That’s the gist of Washington testimony on Thursday at hearings in front of the House Committee on Financial Service’s subcommittee on Capital Markets, Insurance and Government Sponsored Enterprises.
 
The subcommittee has posted the testimony of eight securities arbitration experts, as well as a statement by the subcommittee’s ranking Democrat, here: 
 
http://financialservices.house.gov/hearings.asp?formmode=detail&hearing=362&comm=
 
At the hearing, titled "A Review of the Securities Arbitration System," industry experts said the system works, while critics called for an overhaul.
 
Securities arbitration, explained Rep. Paul E. Kanjorski, of Pennsylvania, the subcommittee’s senior Democrat, has grown since the U.S. Supreme Court ruled in 1987 that brokerage firms could compel customers to arbitrate claims “in an industry-sponsored forum as a condition of opening a brokerage account,”  referring to Shearson/American Express, Inc. v. McMahon, 482 U.S. 220, 242 (1987).
 
The system has come under attack because of arbitrators’ industry ties.  Most securities arbitrations take place before a three-member panel, only one of whom may be a Wall Street employee.  Critics charge the so-called public arbitrators aren’t far enough removed from their old securities jobs. 
 
Kanjorski said he hoped the subcommittee also would examine conflicts disclosures, and the proceedings’ mandatory nature.
 
In his opening remarks, Kanjorski said, “there is nothing inherently wrong with arbitration per se.  It can prove to be a more efficient and less expensive dispute-resolution mechanism than courtroom litigation. However, for arbitration to work well and to foster investor trust, it must be fair.

The hearing panel was brought in to help the subcommittee “understand how arbitration works and whether there is a need for statutory, regulatory, or procedural reforms,” he said, adding that he was approaching “these matters with an open mind.”

That might not be the case for most of the rest of the 49-member subcommittee.  Fewer than five members attended the hearings, reports the March 19 Wall Street Journal; the article notes that chairman Richard Baker, R., La., “left just a few minutes after the hearing started.”  The article says that Barney Frank, D., Mass., told the hearing participants that the subcommittee members had sent aides to take notes on the proceedings.

Testimony highlights include:

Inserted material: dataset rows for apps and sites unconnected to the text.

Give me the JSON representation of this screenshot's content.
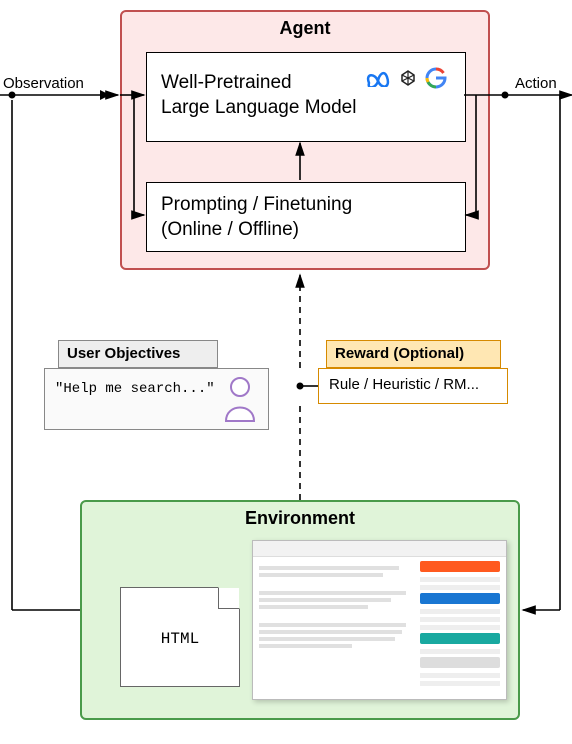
{
  "agent": {
    "title": "Agent",
    "llm_line1": "Well-Pretrained",
    "llm_line2": "Large Language Model",
    "prompt_line1": "Prompting / Finetuning",
    "prompt_line2": "(Online / Offline)",
    "logos": [
      "meta-logo",
      "openai-logo",
      "google-logo"
    ]
  },
  "edges": {
    "observation": "Observation",
    "action": "Action"
  },
  "user_objectives": {
    "title": "User Objectives",
    "example": "\"Help me search...\""
  },
  "reward": {
    "title": "Reward (Optional)",
    "body": "Rule / Heuristic / RM..."
  },
  "environment": {
    "title": "Environment",
    "html_label": "HTML"
  }
}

  • William Galvin, Massachusetts’ chief securities regulator, said that small investors’ confidence in the securities markets has been shaken, and the dispute resolution process is “fundamentally flawed.”  The Journal reported that Galvin had encouraged Frank, who is a member of the House Financial Services Committee but not the subcommittee, to h old the hearings.
  • Linda D. Feinberg, president of NASD Dispute Resolution, told the subcommittee that mediation and arbitration were more cost effective than litigation, and that the NASD reviews its arbitration program processes “continuously” to “promote transparency to investors, improve the quality of arbitration, and ensure the integrity of the arbitration process.”  She added that NASD Dispute Resolution expects to present to its board soon amendments to the definition of public arbitrator that would ban from its roster neutrals who work for a nonsecurities-related entity that is affiliated with a broker-dealer. 
  • St. John’s University School of Law Prof. Michael A. Perino, who wrote an extensive report three years ago on the securities industry’s self regulatory system for the SEC, said that the “available evidence does not suggest that the heavily regulated securities arbitration system has any apparent pro-industry bias.”  But he added that the industry needs to continue to monitor the processes’ impartiality.
  • Karen Kupersmith of the New York Stock Exchange described how the market administers arbitration, and noted that regardless of outcome, arbitrators with three or more customer complaints within a five-year period are removed from the neutrals’ pool.
  • Since the adoption of the Securities Industry Conference on Arbitration’s Uniform Code of Arbitration, said veteran securities arbitrator and mediator Constantine N. Katsoris, a law professor at Fordham University School of Law in New York, more than 100,000 arbitrations have been filed at the self-regulatory organizations.  “Has justice been achieved in every one of those 100,000 cases?” he asked.  “Certainly not; but, I don’t know of any dispute resolution system that has an unblemished record in this regard – and that includes our own court system.”